However, in our example, you're doing this all over again after the initial three-year period. Let's assume you take out the exact same lease for another three years, giving us a total of six years, or 72 months. Paying $385 a month for 72 months, plus $2,000 down ($1,000 on each lease), means that you made payments totaling $29,720 over six years with nothing to show for it in terms of ownership.
On the other hand, let's take a look at our example if you're financing the vehicle with an auto loan. If you took out a car loan with the same terms ($25,000 loan, 4.32 percent interest rate, $2,000 down payment, 72-month term), your monthly loan payment would be just over $363. In total, you end up paying $26,150 over the 72 months, and you also own the vehicle once the term is up.
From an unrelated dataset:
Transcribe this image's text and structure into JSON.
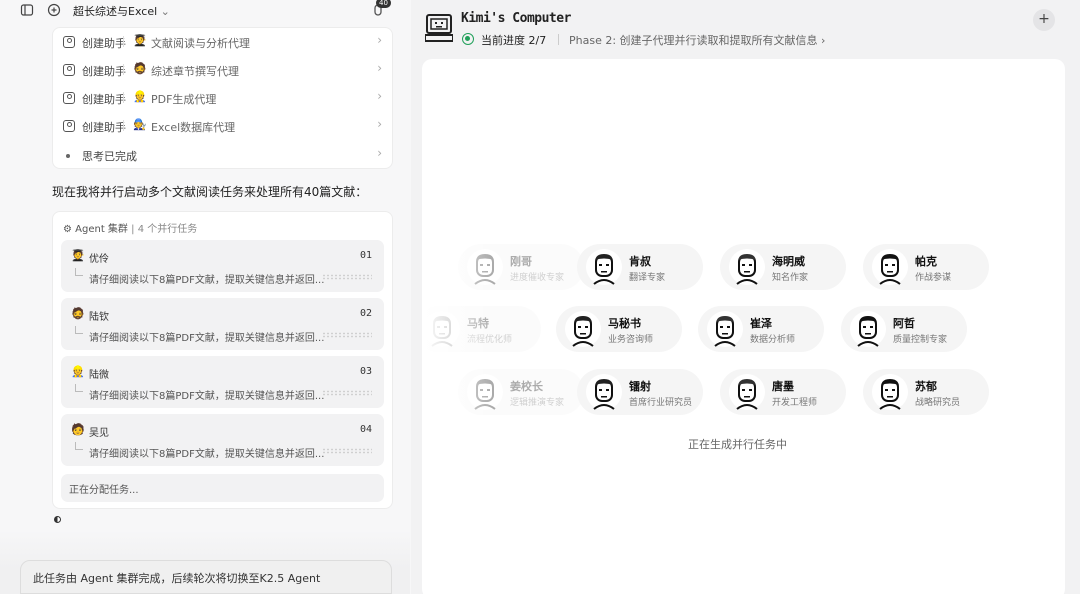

Is Leasing Right for You?
In order to know if leasing a car is a better deal than buying a vehicle, you need to know what goes into a lease, and if it makes sense for your financial situation. When you get a lease car – if you can qualify with poor credit – you're paying for the value of the vehicle over the time you have it. But, as a bad credit lessor, you're likely going to be charged a higher money factor than someone with good credit. This increases the monthly payment.
Leases typically don't require a down payment, but with a lower credit score, you may be asked to make a security deposit. Doing this isn't like making a down payment on an auto loan, since everything about a lease is pre-calculated. A security deposit is held by the lessor in case there's anything that needs to be paid for at the end of a term, such as extra mileage or excessive wear and tear.
With a loan, the larger the down payment used, the less you borrow, and the more you save in interest charges. Even if you were to make a down payment (in addition to a security deposit) on your lease, it wouldn't save you any money overall – it only pre-pays some of what you owe.
Car Options for Bad Credit Borrowers
If your credit score isn’t spick-and-span, you may not qualify for a lease. Many leasing companies only approve borrowers with great credit scores. However, there are plenty of auto lenders that work with bad credit borrowers.
Financing through a bad credit lender gives you a better chance of getting approval. If you’re in the market for your next car and are struggling to find a lender that can help in your situation, work with us!
At Auto Credit Express, we’ve created a nationwide network of dealerships that have special finance departments. These dealers are signed up with subprime lenders who look at more than a borrower’s credit score to make their loan decision.
To get started with us, complete our fast auto loan request form. The best part? It’s free! We’ll look for a dealership in your local area that has the lending options you need to get into your next car loan.